I was telling Shannon the other day about how weird it feels to NOT be writing that much about what’s going on with Alex now that he has his implants, because you’d think that this is really when most of the cool updates would be. When we first started walking down this path less than a year ago, I read more than a few blogs about the topic and noticed the same sort of thing; lots of updates leading up to surgery, a few after, and then the updates just sort of trailed off or became much less frequent. I had guessed that most of that was because progress would just be a gradual slope without way too many specific things to write about that would prompt those “I’ve gotta write about this!” moments, and that the other influencer might just be that things normalized for those people.
Well, I’m not sure if I can speak for those other bloggers, but I can say that the above is the case for me. Alex has been doing great with his implants. They weren’t that difficult to manage when he first got them, especially after we started using the headband, but now it seems like it’s gotten even a little easier. We’re experts in getting his magnets and headband back on when it falls off or he tears them off (which, thankfully, is still relatively rare), so the equipment remains not a big deal. I’m still sensitive to the people staring thing, but I also know that I’m not looking for people looking as much. So that’s gotten easier.
Most importantly, though, is that we’re getting real results already. Alex has been activated for less than two months, but he’s already CONSISTENTLY responding to his name, and he’s made it clear that he gets that certain sounds are associated with certain things in real life. We can now say “up up up” to Alex without any other visual cues, and he’ll often raise up the toy in his hands, just like we do in therapy. That’s pretty substantial. Additionally, he’s starting to play with his voice a little more. It’s tough to say at this point that when he says his “aaaaah” after we say “Ball, Alex!” that he’s trying to specifically say that, but those moments are happening more and more frequently. Alex’s teacher of the deaf saw him do that during his last therapy and thought it wasn’t coincidence. I’ll trust the professional opinion there.
He’s doing well. He’s doing really well, actually. I wouldn’t have dared hope that Alex would understand his name and turn to it in anything less than four months, never mind six weeks. He’s definitely vocalizing more (I just heard him do it in the other room), but at this point they’re mostly still “ooooh”s and “aaaaaah”s. But there’s new stuff sneaking its way in there. I have a feeling we aren’t way too far away from babble.
Shannon already wrote a great blog on our last visit to the audiologist, but Alex is already qualifying as only having a mild hearing loss with his CIs. That’s only going to improve, and the fact that he’s hearing at that 30db level implies that he’s already hearing all of the major speech sounds, which in turn implies (but isn’t guaranteed!) that his chances of having a speech affect will be reduced.
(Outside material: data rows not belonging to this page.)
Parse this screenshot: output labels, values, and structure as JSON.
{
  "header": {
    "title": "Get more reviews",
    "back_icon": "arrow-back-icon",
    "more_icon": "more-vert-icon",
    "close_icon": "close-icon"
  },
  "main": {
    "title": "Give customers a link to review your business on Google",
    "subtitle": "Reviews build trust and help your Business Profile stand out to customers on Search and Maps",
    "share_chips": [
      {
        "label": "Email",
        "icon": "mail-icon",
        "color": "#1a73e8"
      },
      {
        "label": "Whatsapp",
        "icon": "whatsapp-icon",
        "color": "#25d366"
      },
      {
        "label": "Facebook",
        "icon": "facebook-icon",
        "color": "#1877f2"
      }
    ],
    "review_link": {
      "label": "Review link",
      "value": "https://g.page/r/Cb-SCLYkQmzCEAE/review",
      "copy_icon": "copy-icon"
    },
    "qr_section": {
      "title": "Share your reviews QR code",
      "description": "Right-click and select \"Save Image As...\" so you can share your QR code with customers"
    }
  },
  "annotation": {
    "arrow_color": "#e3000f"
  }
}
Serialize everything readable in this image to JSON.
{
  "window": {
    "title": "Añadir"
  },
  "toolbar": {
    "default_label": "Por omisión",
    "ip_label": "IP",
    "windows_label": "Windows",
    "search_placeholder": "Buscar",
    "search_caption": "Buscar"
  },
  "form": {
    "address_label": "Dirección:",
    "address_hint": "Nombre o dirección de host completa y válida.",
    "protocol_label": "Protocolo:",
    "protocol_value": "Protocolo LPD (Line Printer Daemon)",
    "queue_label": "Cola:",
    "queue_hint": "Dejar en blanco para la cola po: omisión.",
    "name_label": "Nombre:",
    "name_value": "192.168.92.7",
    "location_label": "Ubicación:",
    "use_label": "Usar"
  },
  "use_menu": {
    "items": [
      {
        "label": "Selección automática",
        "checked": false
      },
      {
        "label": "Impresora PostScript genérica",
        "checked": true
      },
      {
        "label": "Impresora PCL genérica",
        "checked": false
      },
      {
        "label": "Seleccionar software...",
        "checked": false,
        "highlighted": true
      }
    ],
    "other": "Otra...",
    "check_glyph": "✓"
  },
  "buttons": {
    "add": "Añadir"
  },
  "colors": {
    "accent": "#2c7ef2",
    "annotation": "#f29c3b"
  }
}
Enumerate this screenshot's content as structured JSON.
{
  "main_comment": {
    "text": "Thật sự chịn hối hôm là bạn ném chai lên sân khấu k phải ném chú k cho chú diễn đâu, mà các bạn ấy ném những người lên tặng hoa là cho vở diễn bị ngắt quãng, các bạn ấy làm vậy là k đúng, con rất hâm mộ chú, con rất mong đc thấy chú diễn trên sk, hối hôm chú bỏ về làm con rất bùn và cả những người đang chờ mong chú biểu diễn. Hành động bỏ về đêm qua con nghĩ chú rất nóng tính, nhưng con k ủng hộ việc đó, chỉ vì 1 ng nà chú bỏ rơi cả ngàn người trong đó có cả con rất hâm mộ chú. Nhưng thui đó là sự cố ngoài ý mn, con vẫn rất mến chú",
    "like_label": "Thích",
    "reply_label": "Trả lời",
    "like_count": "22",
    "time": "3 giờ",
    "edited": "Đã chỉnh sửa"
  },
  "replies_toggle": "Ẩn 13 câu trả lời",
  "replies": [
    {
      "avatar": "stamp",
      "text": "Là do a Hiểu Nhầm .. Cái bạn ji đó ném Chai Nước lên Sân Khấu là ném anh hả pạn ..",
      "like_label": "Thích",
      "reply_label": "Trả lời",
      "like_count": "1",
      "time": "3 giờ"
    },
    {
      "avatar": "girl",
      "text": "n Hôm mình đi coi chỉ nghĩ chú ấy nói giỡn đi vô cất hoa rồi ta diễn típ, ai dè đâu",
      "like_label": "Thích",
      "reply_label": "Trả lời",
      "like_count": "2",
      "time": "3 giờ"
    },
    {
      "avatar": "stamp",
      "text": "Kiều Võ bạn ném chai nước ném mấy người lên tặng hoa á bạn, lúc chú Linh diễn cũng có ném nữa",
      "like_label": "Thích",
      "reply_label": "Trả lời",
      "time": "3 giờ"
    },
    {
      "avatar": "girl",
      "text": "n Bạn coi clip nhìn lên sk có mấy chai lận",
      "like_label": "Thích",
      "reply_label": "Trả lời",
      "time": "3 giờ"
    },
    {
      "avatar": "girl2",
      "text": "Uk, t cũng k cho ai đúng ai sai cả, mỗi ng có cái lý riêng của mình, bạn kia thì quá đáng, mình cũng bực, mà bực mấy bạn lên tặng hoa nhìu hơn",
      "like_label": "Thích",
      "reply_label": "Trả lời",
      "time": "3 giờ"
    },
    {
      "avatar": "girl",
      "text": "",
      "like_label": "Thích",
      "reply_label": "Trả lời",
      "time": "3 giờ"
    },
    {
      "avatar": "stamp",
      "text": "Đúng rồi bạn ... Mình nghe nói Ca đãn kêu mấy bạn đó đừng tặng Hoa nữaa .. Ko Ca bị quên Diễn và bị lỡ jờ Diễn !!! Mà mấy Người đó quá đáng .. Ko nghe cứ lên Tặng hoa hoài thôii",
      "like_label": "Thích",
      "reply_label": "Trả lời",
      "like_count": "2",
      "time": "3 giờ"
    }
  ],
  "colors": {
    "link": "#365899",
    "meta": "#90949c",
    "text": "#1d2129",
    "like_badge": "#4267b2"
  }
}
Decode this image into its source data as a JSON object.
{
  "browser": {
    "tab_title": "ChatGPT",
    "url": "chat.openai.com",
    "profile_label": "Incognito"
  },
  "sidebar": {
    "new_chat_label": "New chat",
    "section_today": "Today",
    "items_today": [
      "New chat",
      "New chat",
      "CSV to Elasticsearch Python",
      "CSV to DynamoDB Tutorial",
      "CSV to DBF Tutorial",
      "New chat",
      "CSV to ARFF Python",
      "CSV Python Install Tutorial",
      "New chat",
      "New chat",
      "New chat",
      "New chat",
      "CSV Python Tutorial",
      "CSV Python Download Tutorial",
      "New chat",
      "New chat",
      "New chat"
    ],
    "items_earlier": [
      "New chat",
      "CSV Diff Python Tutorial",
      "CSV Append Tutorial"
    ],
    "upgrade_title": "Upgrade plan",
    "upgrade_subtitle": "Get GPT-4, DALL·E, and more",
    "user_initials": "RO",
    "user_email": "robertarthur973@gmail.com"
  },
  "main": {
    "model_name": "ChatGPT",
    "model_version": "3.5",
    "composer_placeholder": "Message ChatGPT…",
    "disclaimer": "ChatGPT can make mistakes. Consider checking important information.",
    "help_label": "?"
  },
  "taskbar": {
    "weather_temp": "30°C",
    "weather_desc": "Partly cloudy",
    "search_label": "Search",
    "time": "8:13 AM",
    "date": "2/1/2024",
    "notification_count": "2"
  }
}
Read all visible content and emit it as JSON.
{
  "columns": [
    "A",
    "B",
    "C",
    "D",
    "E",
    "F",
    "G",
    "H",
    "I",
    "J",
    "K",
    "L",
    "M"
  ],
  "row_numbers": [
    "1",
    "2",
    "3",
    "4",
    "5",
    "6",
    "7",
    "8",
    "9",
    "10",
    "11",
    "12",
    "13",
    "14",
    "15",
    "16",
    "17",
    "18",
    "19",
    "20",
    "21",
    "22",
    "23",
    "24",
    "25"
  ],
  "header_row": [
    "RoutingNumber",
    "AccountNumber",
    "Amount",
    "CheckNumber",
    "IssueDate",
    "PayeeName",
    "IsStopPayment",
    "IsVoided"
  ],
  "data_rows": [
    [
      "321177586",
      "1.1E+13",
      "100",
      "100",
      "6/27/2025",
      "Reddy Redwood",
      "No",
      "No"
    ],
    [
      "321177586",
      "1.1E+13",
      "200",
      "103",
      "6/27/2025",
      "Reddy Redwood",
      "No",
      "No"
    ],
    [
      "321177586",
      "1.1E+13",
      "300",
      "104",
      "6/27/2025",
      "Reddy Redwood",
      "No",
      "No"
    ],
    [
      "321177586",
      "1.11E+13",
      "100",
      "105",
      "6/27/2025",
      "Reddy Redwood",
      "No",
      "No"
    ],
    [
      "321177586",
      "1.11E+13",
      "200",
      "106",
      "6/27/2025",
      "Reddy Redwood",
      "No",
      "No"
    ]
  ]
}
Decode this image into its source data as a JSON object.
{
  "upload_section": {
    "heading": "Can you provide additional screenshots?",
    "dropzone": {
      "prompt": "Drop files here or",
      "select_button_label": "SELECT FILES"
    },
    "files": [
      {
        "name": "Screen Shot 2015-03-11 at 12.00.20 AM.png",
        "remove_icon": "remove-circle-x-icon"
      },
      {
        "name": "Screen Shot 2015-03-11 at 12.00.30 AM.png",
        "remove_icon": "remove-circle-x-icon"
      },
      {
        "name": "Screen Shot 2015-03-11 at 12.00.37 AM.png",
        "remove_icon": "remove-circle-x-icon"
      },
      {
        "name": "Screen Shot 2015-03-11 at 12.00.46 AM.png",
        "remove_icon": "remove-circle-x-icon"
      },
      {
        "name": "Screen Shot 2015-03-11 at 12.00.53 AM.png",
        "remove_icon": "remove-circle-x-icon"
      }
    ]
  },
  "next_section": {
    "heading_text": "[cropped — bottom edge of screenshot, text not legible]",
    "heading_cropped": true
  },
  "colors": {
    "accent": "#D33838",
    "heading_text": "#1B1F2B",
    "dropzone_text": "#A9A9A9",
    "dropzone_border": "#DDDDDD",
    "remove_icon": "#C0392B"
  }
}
Anyhow, bringing it back to the whole blog-trailing-off thing, I get it, because now a lot of the fear is dissipating. Getting results like these so early on is encouraging to the point of being emboldening enough to start thinking that, huh, maybe everything is gonna be just fine, because he’s on the path, his trajectory is great, and our lives aren’t ruined or revolving solely around his hearing loss. Dare I say things ALMOST feel normal, and do-able.
A line that you read a lot in some of the more spirited cochlear implant discussions is that cochlear implant devices aren’t miracle devices, and they’re not a cure. Well, bullshit – at least to the first part. What we’re already seeing feels miraculous, even if I understand the basic underpinnings of the technology and biology that allow it all to happen. That’s all the clinical side of things. On the human side, I can call my deaf son’s name and he’ll turn and look at me and smile after only a few weeks’ worth of practice. He’s been doing this for a few weeks now, but I still call him just to make sure it’s for real and to feel that overwhelming sense of “Yup. He’s doing it.”
As for the second part about CIs not being a cure, that line of thinking is right, but more so on the clinical side than the human side again. CIs have cured Alex’s inability to respond to his name or hear our voices. (Speaking of voices, it’s becoming increasingly clear that he can distinguish between my voice and Shannon’s voice.) He’s been cured of his inability to not enjoy music, because judging by the way he bobs around when there’s music playing, he’s having fun. He might not be able to hear all of the nuances of the different instruments or of the harmonies, but maybe that doesn’t matter. I can’t see in infrared, but I don’t feel like my eyesight is worthless when I’m looking at the trees changing color with the autumn. And as always, I’m certain that these things are going to be unlocked for Alex over the coming years so that when the real cure DOES come and there are no more compromises to be made, he’ll have a solid foundation to build on. Every day we move forward the strength of that foundation becomes increasingly evident through his reactions to sound, the feedback we get through our therapists, and the reactions we see on his audiograms. He’s not cured, but the detriments to his hearing loss are being chipped away at.
That’s generally how I’m feeling right now, though I’ll emphasize that I know that these early indications aren’t going to guarantee results as we keep going down this path and that we still have many years of hard work and challenges we haven’t yet faced coming up.
I’ll give a more concrete update about what’s going on with therapies later.